The first volume of Anthony Seldon's riveting and definitive life of Tony Blair was published to great acclaim in 2004. Now, as the Labour Party and the country get used to the idea of a new leader and a new Prime Minister,Seldon delivers the most complete, authoritative and compelling account yet ofthe Blair premiership. Picking up the story in dramatic fashion on 11 September 2001, Seldon recaps very briefly Blair's trajectory to what may now be regarded as the high-point of his leadership, and then brings us right up to date as Blair hands over the reins to hisarch-rival, Gordon Brown. Based on hundreds of original interviews with key insiders, many of whose views have hitherto been kept private, BLAIR UNBOUND serves both as a fascinating 'volume two' of this masterclass in political biography and a highly revealing and compelling book in its own right.

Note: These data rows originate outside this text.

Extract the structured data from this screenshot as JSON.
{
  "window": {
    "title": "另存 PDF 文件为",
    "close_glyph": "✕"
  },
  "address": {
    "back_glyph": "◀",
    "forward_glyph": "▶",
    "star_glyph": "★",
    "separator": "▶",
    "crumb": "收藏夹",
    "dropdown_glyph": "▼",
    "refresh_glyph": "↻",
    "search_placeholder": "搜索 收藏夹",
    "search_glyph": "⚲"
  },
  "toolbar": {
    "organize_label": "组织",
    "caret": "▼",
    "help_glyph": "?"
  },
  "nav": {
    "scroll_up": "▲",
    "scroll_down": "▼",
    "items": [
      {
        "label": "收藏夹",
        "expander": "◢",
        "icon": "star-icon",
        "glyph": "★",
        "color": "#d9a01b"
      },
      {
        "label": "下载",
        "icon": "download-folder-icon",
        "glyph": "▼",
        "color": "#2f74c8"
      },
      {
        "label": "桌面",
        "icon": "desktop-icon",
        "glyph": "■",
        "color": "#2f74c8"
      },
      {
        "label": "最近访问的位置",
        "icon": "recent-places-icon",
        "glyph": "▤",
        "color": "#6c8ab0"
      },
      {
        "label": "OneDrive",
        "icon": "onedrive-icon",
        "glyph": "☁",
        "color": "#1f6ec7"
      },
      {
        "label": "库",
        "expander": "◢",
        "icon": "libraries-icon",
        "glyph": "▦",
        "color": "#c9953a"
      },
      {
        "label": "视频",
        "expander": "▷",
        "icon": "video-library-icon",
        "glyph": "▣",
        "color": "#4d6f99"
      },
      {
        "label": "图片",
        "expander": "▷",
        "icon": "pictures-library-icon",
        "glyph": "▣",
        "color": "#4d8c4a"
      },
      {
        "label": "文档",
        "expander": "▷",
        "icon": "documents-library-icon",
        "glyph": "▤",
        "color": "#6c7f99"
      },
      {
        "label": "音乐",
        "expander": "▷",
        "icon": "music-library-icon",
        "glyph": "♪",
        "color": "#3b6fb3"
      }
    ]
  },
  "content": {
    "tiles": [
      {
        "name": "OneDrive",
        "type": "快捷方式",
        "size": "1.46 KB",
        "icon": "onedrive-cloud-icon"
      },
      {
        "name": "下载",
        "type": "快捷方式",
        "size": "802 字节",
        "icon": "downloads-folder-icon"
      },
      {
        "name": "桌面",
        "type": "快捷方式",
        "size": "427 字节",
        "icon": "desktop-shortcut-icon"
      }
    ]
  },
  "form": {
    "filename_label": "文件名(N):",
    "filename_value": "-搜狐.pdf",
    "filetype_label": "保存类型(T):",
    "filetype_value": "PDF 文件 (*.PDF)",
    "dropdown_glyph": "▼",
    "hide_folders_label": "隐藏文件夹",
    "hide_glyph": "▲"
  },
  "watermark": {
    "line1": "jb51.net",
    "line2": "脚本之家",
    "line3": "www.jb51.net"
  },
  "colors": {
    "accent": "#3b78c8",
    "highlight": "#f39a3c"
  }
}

From its harrowing account of the events of September 11, 2001, to its elegant rendering of Tony Blair's final day at 10 Downing Street, this vibrant, richly detailed look at Blair's second and third terms as British prime minister makes for a riveting, if lengthy, read. Seldon has done a staggering amount of research in reconstructing Blair's tumultuous final years in office and surveying the significant domestic and foreign issues that dominated Blair's later years in office: the Iraq War, the London terrorist attacks, education reform, the Northern Ireland peace process and Blair's effort to push for the adoption of the euro, an issue about which he felt so strongly he may have been willing to sacrifice his political future to achieve his desired ends. The intricate, expansive text returns frequently to the increasingly fraught relationship between Blair and his successor, Gordon Brown, which was loaded with growing political and personal animosity. Aside from Brown, however, personal relationships and scandals play a secondary role in this page-turning political biography, an essential text for anyone interested in contemporary British politics.